Data items =>
######
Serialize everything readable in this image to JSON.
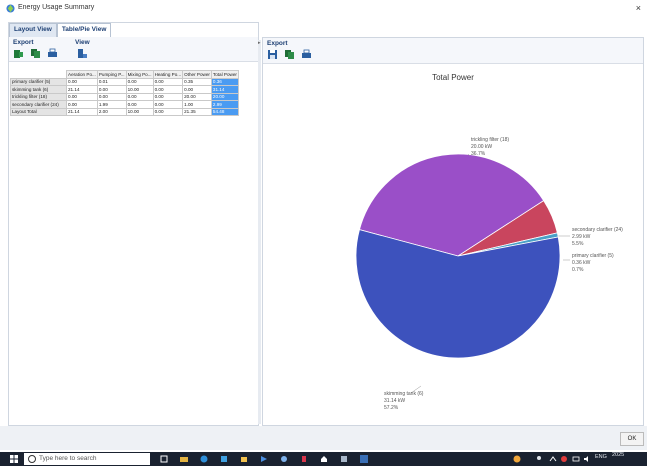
{
  "window": {
    "title": "Energy Usage Summary",
    "close_glyph": "×"
  },
  "tabs": [
    {
      "label": "Layout View"
    },
    {
      "label": "Table/Pie View"
    }
  ],
  "left_toolbar": {
    "export_label": "Export",
    "view_label": "View"
  },
  "right_toolbar": {
    "export_label": "Export"
  },
  "table": {
    "columns": [
      "Aeration Po...",
      "Pumping P...",
      "Mixing Po...",
      "Heating Po...",
      "Other Power",
      "Total Power"
    ],
    "rows": [
      {
        "name": "primary clarifier (5)",
        "values": [
          "0.00",
          "0.01",
          "0.00",
          "0.00",
          "0.35",
          "0.36"
        ]
      },
      {
        "name": "skimming tank (6)",
        "values": [
          "21.14",
          "0.00",
          "10.00",
          "0.00",
          "0.00",
          "31.14"
        ]
      },
      {
        "name": "trickling filter (18)",
        "values": [
          "0.00",
          "0.00",
          "0.00",
          "0.00",
          "20.00",
          "20.00"
        ]
      },
      {
        "name": "secondary clarifier (24)",
        "values": [
          "0.00",
          "1.99",
          "0.00",
          "0.00",
          "1.00",
          "2.99"
        ]
      },
      {
        "name": "Layout Total",
        "values": [
          "21.14",
          "2.00",
          "10.00",
          "0.00",
          "21.35",
          "54.48"
        ]
      }
    ]
  },
  "chart_data": {
    "type": "pie",
    "title": "Total Power",
    "unit": "kW",
    "slices": [
      {
        "label": "trickling filter (18)",
        "value": 20.0,
        "value_text": "20.00 kW",
        "percent_text": "36.7%",
        "color": "#9a4fc8"
      },
      {
        "label": "secondary clarifier (24)",
        "value": 2.99,
        "value_text": "2.99 kW",
        "percent_text": "5.5%",
        "color": "#c9455e"
      },
      {
        "label": "primary clarifier (5)",
        "value": 0.36,
        "value_text": "0.36 kW",
        "percent_text": "0.7%",
        "color": "#4aa0c7"
      },
      {
        "label": "skimming tank (6)",
        "value": 31.14,
        "value_text": "31.14 kW",
        "percent_text": "57.2%",
        "color": "#3d52bd"
      }
    ]
  },
  "ok_button": {
    "label": "OK"
  },
  "taskbar": {
    "search_placeholder": "Type here to search",
    "lang": "ENG",
    "year": "2025"
  }
}
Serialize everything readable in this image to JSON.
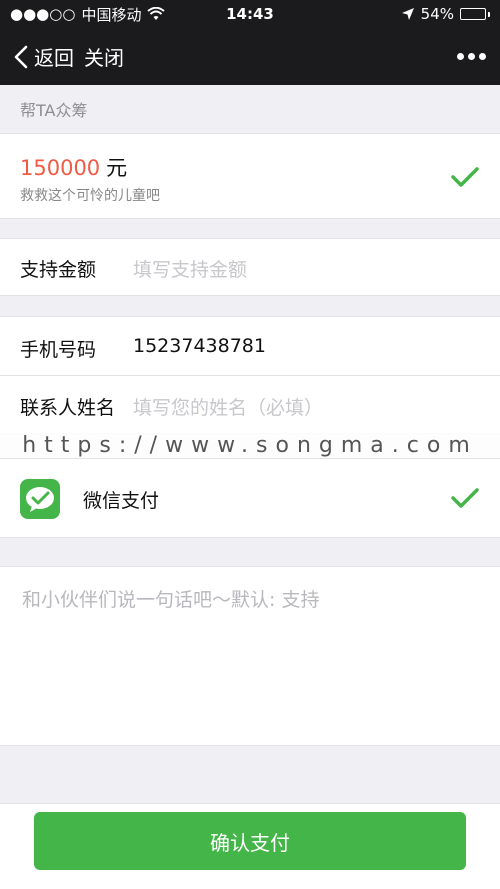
{
  "status_bar": {
    "signal": "●●●○○",
    "carrier": "中国移动",
    "wifi_icon": "wifi-icon",
    "time": "14:43",
    "location_icon": "location-arrow-icon",
    "battery_percent": "54%",
    "battery_level": 0.54
  },
  "nav": {
    "back_label": "返回",
    "close_label": "关闭",
    "more_icon": "more-dots-icon"
  },
  "section": {
    "title": "帮TA众筹"
  },
  "target": {
    "amount": "150000",
    "unit": "元",
    "note": "救救这个可怜的儿童吧"
  },
  "support": {
    "label": "支持金额",
    "placeholder": "填写支持金额"
  },
  "contact": {
    "phone_label": "手机号码",
    "phone_value": "15237438781",
    "name_label": "联系人姓名",
    "name_placeholder": "填写您的姓名（必填）"
  },
  "watermark": "https://www.songma.com",
  "payment": {
    "method_label": "微信支付"
  },
  "message": {
    "placeholder": "和小伙伴们说一句话吧～默认: 支持"
  },
  "actions": {
    "confirm_label": "确认支付"
  },
  "colors": {
    "accent_green": "#44b549",
    "amount_red": "#ef5b45",
    "nav_bg": "#1b1b1d"
  }
}
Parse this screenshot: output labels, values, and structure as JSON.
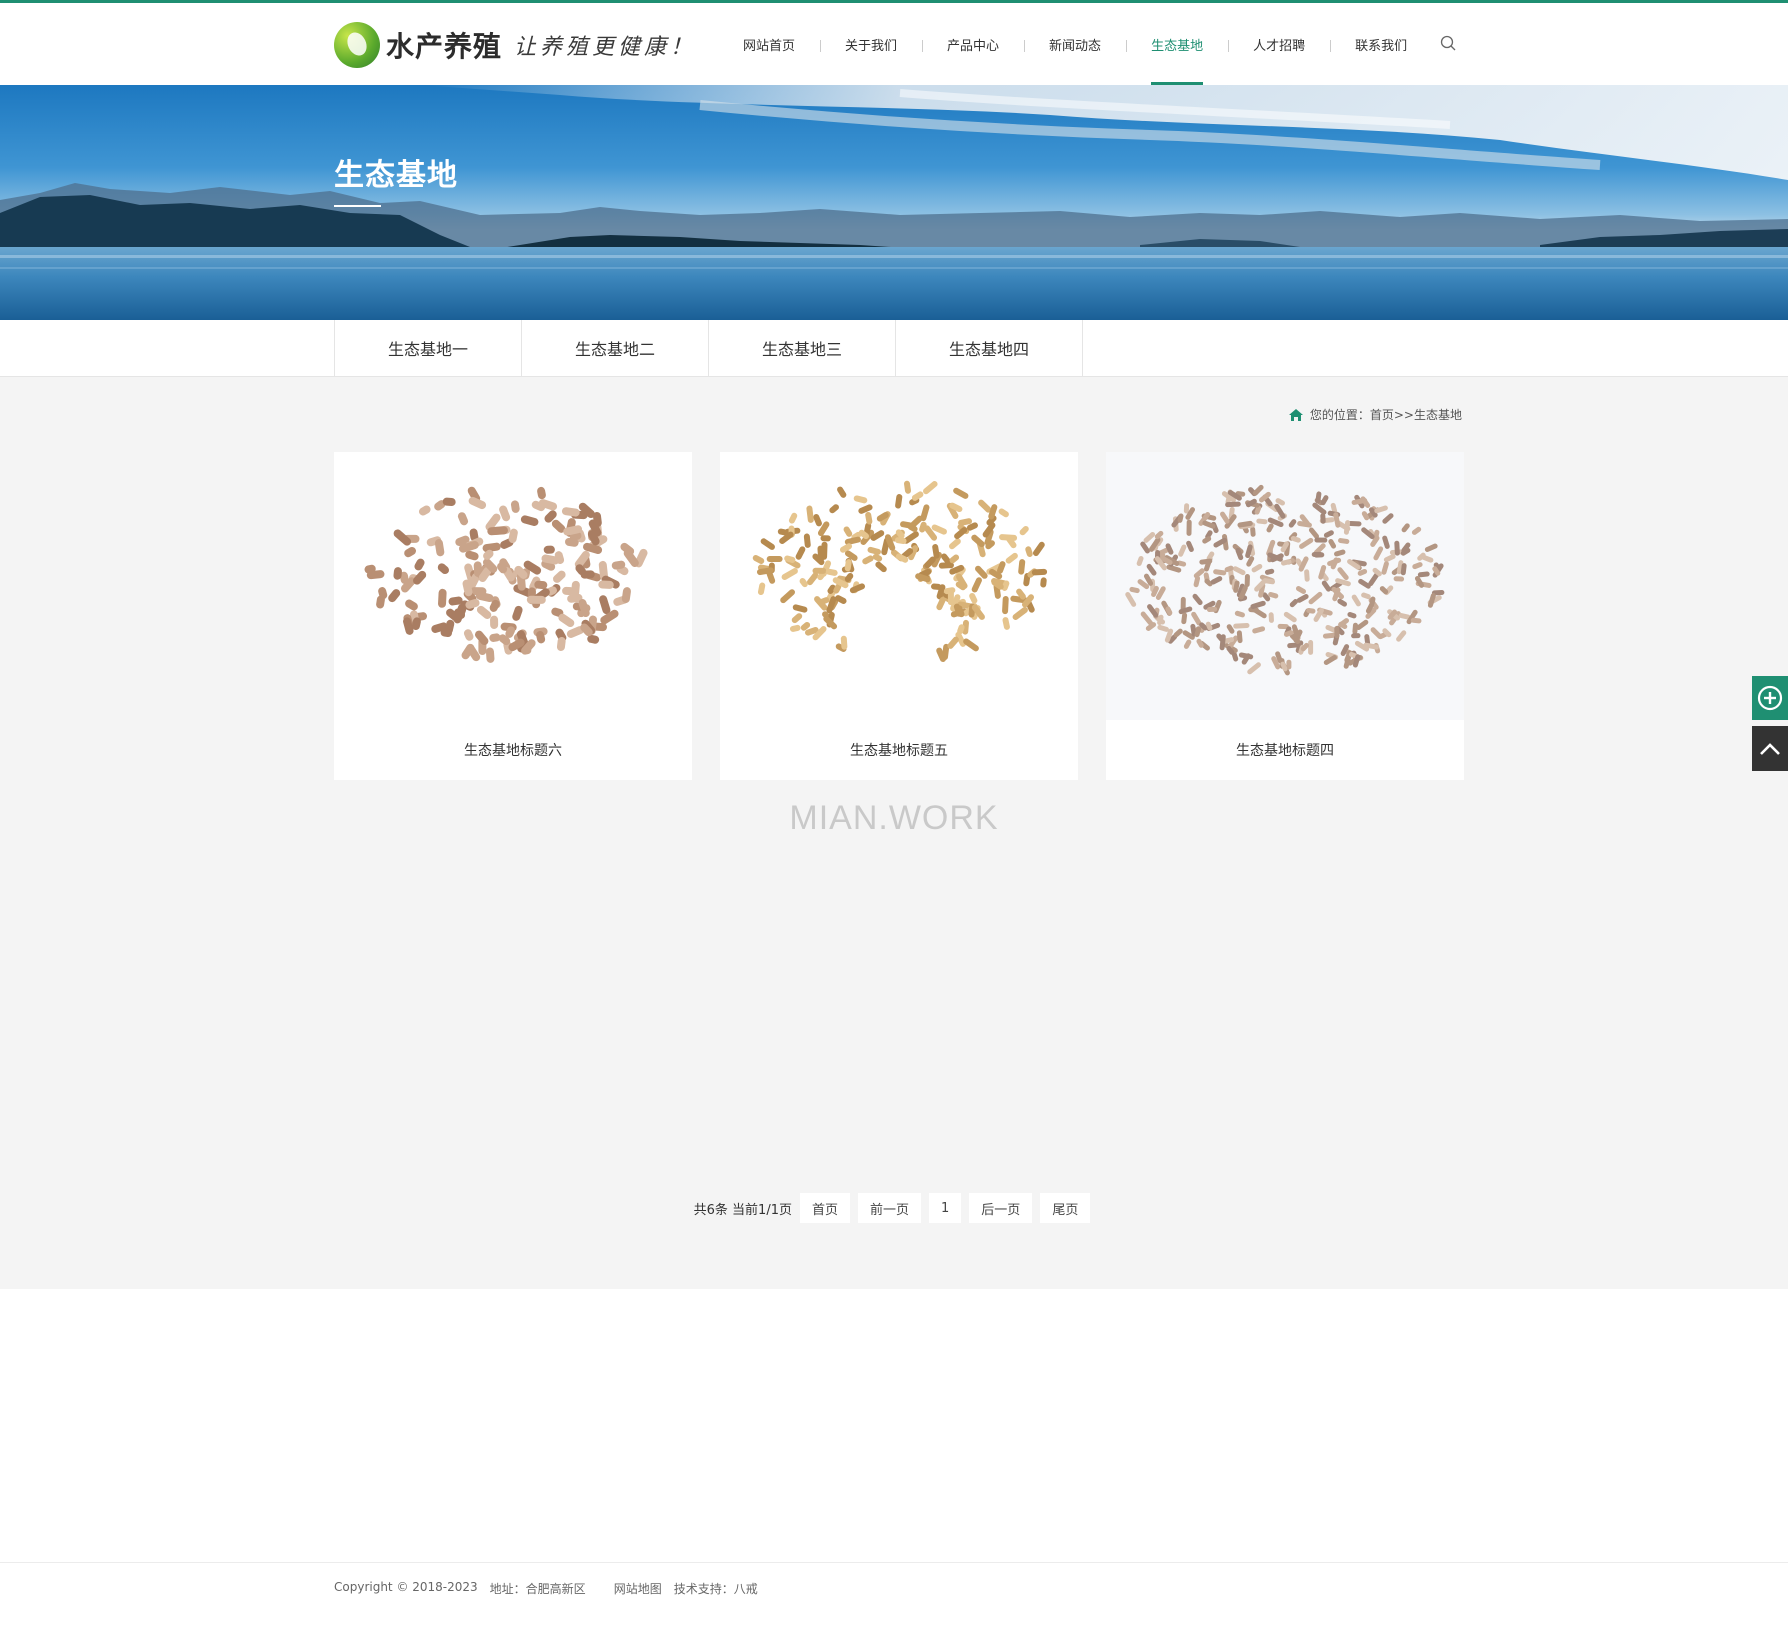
{
  "header": {
    "logo_name": "水产养殖",
    "logo_slogan": "让养殖更健康！",
    "nav": [
      {
        "label": "网站首页"
      },
      {
        "label": "关于我们"
      },
      {
        "label": "产品中心"
      },
      {
        "label": "新闻动态"
      },
      {
        "label": "生态基地",
        "active": true
      },
      {
        "label": "人才招聘"
      },
      {
        "label": "联系我们"
      }
    ],
    "accent_color": "#1f8f72"
  },
  "banner": {
    "title": "生态基地"
  },
  "subnav": {
    "tabs": [
      "生态基地一",
      "生态基地二",
      "生态基地三",
      "生态基地四"
    ]
  },
  "breadcrumb": {
    "prefix": "您的位置：",
    "home": "首页",
    "separator": ">>",
    "current": "生态基地"
  },
  "cards": [
    {
      "title": "生态基地标题六"
    },
    {
      "title": "生态基地标题五"
    },
    {
      "title": "生态基地标题四"
    }
  ],
  "watermark": "MIAN.WORK",
  "pager": {
    "info": "共6条 当前1/1页",
    "first": "首页",
    "prev": "前一页",
    "page": "1",
    "next": "后一页",
    "last": "尾页"
  },
  "footer": {
    "copyright": "Copyright © 2018-2023",
    "address": "地址：合肥高新区",
    "sitemap": "网站地图",
    "support": "技术支持：八戒"
  }
}
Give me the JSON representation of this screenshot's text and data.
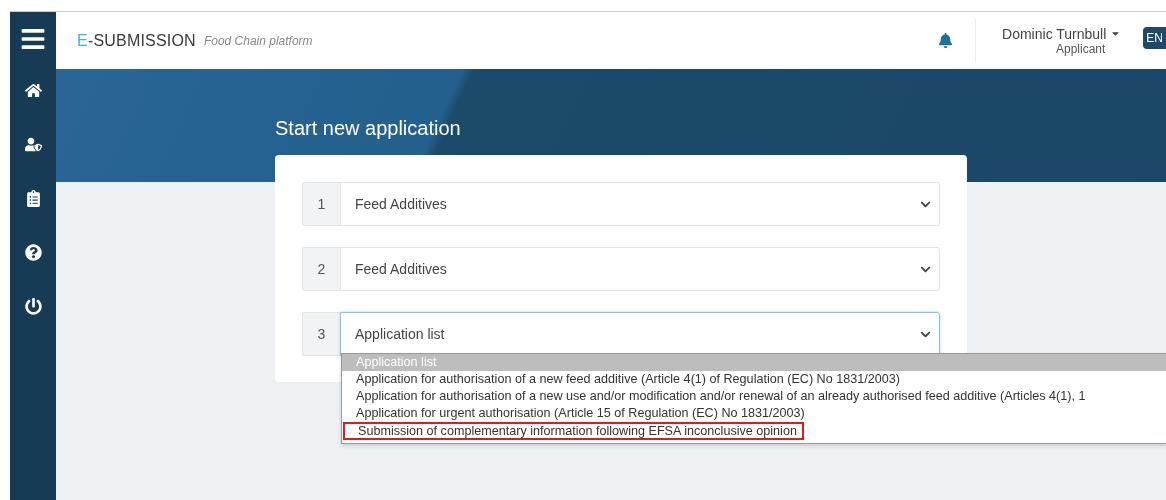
{
  "header": {
    "brand_initial": "E",
    "brand_rest": "-SUBMISSION",
    "subtitle": "Food Chain platform",
    "user_name": "Dominic Turnbull",
    "user_role": "Applicant",
    "language": "EN"
  },
  "page_title": "Start new application",
  "steps": [
    {
      "number": "1",
      "value": "Feed Additives",
      "focused": false
    },
    {
      "number": "2",
      "value": "Feed Additives",
      "focused": false
    },
    {
      "number": "3",
      "value": "Application list",
      "focused": true
    }
  ],
  "dropdown": {
    "options": [
      {
        "label": "Application list",
        "selected": true,
        "marked": false
      },
      {
        "label": "Application for authorisation of a new feed additive (Article 4(1) of Regulation (EC) No 1831/2003)",
        "selected": false,
        "marked": false
      },
      {
        "label": "Application for authorisation of a new use and/or modification and/or renewal of an already authorised feed additive (Articles 4(1), 1",
        "selected": false,
        "marked": false
      },
      {
        "label": "Application for urgent authorisation (Article 15 of Regulation (EC) No 1831/2003)",
        "selected": false,
        "marked": false
      },
      {
        "label": "Submission of complementary information following EFSA inconclusive opinion",
        "selected": false,
        "marked": true
      }
    ]
  }
}
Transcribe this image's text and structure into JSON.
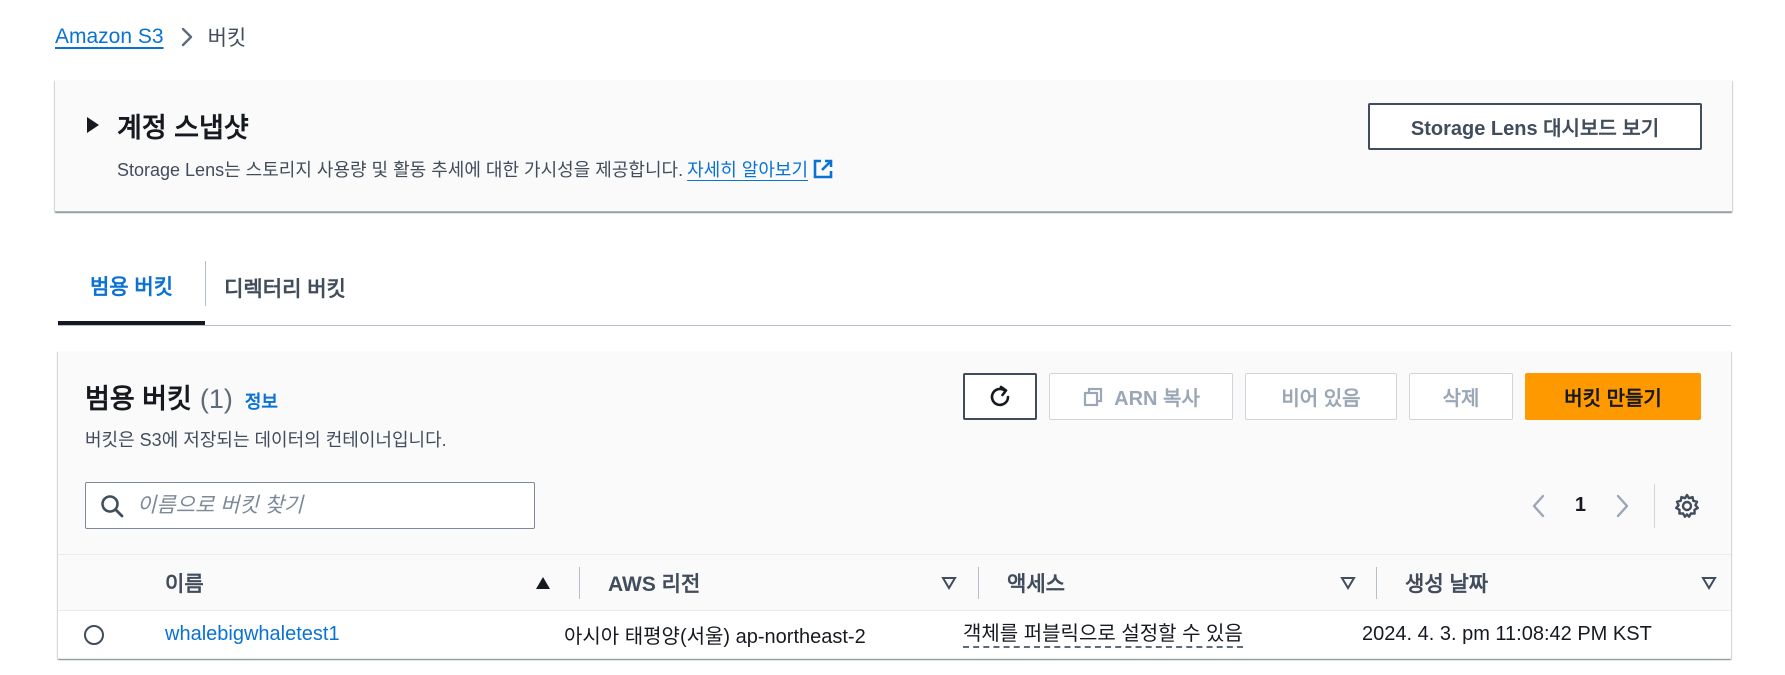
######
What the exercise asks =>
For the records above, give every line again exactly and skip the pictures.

Solution for this task =>
Serialize everything readable in this image to JSON.
{
  "window": {
    "title": "Energy Usage Summary",
    "close_glyph": "×"
  },
  "tabs": [
    {
      "label": "Layout View"
    },
    {
      "label": "Table/Pie View"
    }
  ],
  "left_toolbar": {
    "export_label": "Export",
    "view_label": "View"
  },
  "right_toolbar": {
    "export_label": "Export"
  },
  "table": {
    "columns": [
      "Aeration Po...",
      "Pumping P...",
      "Mixing Po...",
      "Heating Po...",
      "Other Power",
      "Total Power"
    ],
    "rows": [
      {
        "name": "primary clarifier (5)",
        "values": [
          "0.00",
          "0.01",
          "0.00",
          "0.00",
          "0.35",
          "0.36"
        ]
      },
      {
        "name": "skimming tank (6)",
        "values": [
          "21.14",
          "0.00",
          "10.00",
          "0.00",
          "0.00",
          "31.14"
        ]
      },
      {
        "name": "trickling filter (18)",
        "values": [
          "0.00",
          "0.00",
          "0.00",
          "0.00",
          "20.00",
          "20.00"
        ]
      },
      {
        "name": "secondary clarifier (24)",
        "values": [
          "0.00",
          "1.99",
          "0.00",
          "0.00",
          "1.00",
          "2.99"
        ]
      },
      {
        "name": "Layout Total",
        "values": [
          "21.14",
          "2.00",
          "10.00",
          "0.00",
          "21.35",
          "54.48"
        ]
      }
    ]
  },
  "chart_data": {
    "type": "pie",
    "title": "Total Power",
    "unit": "kW",
    "slices": [
      {
        "label": "trickling filter (18)",
        "value": 20.0,
        "value_text": "20.00 kW",
        "percent_text": "36.7%",
        "color": "#9a4fc8"
      },
      {
        "label": "secondary clarifier (24)",
        "value": 2.99,
        "value_text": "2.99 kW",
        "percent_text": "5.5%",
        "color": "#c9455e"
      },
      {
        "label": "primary clarifier (5)",
        "value": 0.36,
        "value_text": "0.36 kW",
        "percent_text": "0.7%",
        "color": "#4aa0c7"
      },
      {
        "label": "skimming tank (6)",
        "value": 31.14,
        "value_text": "31.14 kW",
        "percent_text": "57.2%",
        "color": "#3d52bd"
      }
    ]
  },
  "ok_button": {
    "label": "OK"
  },
  "taskbar": {
    "search_placeholder": "Type here to search",
    "lang": "ENG",
    "year": "2025"
  }
}
Serialize everything readable in this image to JSON.
{
  "status_bar": {
    "signal": "●●●○○",
    "carrier": "中国移动",
    "wifi_icon": "wifi-icon",
    "time": "14:43",
    "location_icon": "location-arrow-icon",
    "battery_percent": "54%",
    "battery_level": 0.54
  },
  "nav": {
    "back_label": "返回",
    "close_label": "关闭",
    "more_icon": "more-dots-icon"
  },
  "section": {
    "title": "帮TA众筹"
  },
  "target": {
    "amount": "150000",
    "unit": "元",
    "note": "救救这个可怜的儿童吧"
  },
  "support": {
    "label": "支持金额",
    "placeholder": "填写支持金额"
  },
  "contact": {
    "phone_label": "手机号码",
    "phone_value": "15237438781",
    "name_label": "联系人姓名",
    "name_placeholder": "填写您的姓名（必填）"
  },
  "watermark": "https://www.songma.com",
  "payment": {
    "method_label": "微信支付"
  },
  "message": {
    "placeholder": "和小伙伴们说一句话吧～默认: 支持"
  },
  "actions": {
    "confirm_label": "确认支付"
  },
  "colors": {
    "accent_green": "#44b549",
    "amount_red": "#ef5b45",
    "nav_bg": "#1b1b1d"
  }
}
Parse this screenshot: output labels, values, and structure as JSON.
{
  "header": {
    "logo_name": "水产养殖",
    "logo_slogan": "让养殖更健康！",
    "nav": [
      {
        "label": "网站首页"
      },
      {
        "label": "关于我们"
      },
      {
        "label": "产品中心"
      },
      {
        "label": "新闻动态"
      },
      {
        "label": "生态基地",
        "active": true
      },
      {
        "label": "人才招聘"
      },
      {
        "label": "联系我们"
      }
    ],
    "accent_color": "#1f8f72"
  },
  "banner": {
    "title": "生态基地"
  },
  "subnav": {
    "tabs": [
      "生态基地一",
      "生态基地二",
      "生态基地三",
      "生态基地四"
    ]
  },
  "breadcrumb": {
    "prefix": "您的位置：",
    "home": "首页",
    "separator": ">>",
    "current": "生态基地"
  },
  "cards": [
    {
      "title": "生态基地标题六"
    },
    {
      "title": "生态基地标题五"
    },
    {
      "title": "生态基地标题四"
    }
  ],
  "watermark": "MIAN.WORK",
  "pager": {
    "info": "共6条 当前1/1页",
    "first": "首页",
    "prev": "前一页",
    "page": "1",
    "next": "后一页",
    "last": "尾页"
  },
  "footer": {
    "copyright": "Copyright © 2018-2023",
    "address": "地址：合肥高新区",
    "sitemap": "网站地图",
    "support": "技术支持：八戒"
  }
}
Give me the JSON representation of this screenshot's text and data.
{
  "header": {
    "brand_initial": "E",
    "brand_rest": "-SUBMISSION",
    "subtitle": "Food Chain platform",
    "user_name": "Dominic Turnbull",
    "user_role": "Applicant",
    "language": "EN"
  },
  "page_title": "Start new application",
  "steps": [
    {
      "number": "1",
      "value": "Feed Additives",
      "focused": false
    },
    {
      "number": "2",
      "value": "Feed Additives",
      "focused": false
    },
    {
      "number": "3",
      "value": "Application list",
      "focused": true
    }
  ],
  "dropdown": {
    "options": [
      {
        "label": "Application list",
        "selected": true,
        "marked": false
      },
      {
        "label": "Application for authorisation of a new feed additive (Article 4(1) of Regulation (EC) No 1831/2003)",
        "selected": false,
        "marked": false
      },
      {
        "label": "Application for authorisation of a new use and/or modification and/or renewal of an already authorised feed additive (Articles 4(1), 1",
        "selected": false,
        "marked": false
      },
      {
        "label": "Application for urgent authorisation (Article 15 of Regulation (EC) No 1831/2003)",
        "selected": false,
        "marked": false
      },
      {
        "label": "Submission of complementary information following EFSA inconclusive opinion",
        "selected": false,
        "marked": true
      }
    ]
  }
}
Transcribe this image's text and structure into JSON.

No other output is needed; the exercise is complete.